- [Goal of the exercise]:
Extract all lines in the data that contain the word "title".

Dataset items
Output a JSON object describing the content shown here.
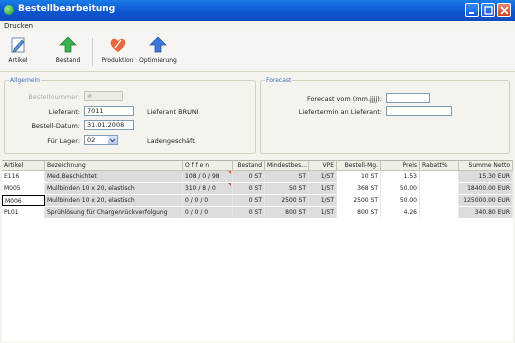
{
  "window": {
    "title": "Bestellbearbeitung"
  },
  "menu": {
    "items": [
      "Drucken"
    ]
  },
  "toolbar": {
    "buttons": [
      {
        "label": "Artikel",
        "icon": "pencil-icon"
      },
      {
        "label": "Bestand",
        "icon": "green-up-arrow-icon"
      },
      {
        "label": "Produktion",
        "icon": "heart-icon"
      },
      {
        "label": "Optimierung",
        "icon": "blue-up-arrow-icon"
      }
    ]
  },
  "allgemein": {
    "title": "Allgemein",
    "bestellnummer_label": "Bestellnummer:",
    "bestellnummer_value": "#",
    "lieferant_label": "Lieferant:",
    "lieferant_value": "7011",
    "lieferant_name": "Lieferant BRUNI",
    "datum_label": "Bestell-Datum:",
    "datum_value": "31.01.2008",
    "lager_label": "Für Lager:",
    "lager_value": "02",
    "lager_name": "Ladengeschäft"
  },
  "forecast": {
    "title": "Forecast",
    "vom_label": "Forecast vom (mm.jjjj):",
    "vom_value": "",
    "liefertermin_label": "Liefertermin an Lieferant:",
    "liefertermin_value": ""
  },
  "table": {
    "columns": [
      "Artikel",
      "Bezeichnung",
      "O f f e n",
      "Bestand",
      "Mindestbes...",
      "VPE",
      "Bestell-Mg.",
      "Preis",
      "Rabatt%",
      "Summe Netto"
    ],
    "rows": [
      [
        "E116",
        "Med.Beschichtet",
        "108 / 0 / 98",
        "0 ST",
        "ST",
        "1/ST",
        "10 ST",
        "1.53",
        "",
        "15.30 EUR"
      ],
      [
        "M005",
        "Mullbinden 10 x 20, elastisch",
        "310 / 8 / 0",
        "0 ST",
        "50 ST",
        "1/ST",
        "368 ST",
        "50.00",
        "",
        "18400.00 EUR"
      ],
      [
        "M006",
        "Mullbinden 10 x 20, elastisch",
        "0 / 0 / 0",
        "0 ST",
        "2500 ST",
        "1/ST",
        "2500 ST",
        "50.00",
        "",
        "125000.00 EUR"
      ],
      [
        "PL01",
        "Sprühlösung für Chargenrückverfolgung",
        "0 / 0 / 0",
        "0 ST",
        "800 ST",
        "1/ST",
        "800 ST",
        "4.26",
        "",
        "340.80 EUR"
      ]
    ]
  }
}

- [Response below]:
    "title": "Bestellbearbeitung"
    "title": "Allgemein",
    "title": "Forecast",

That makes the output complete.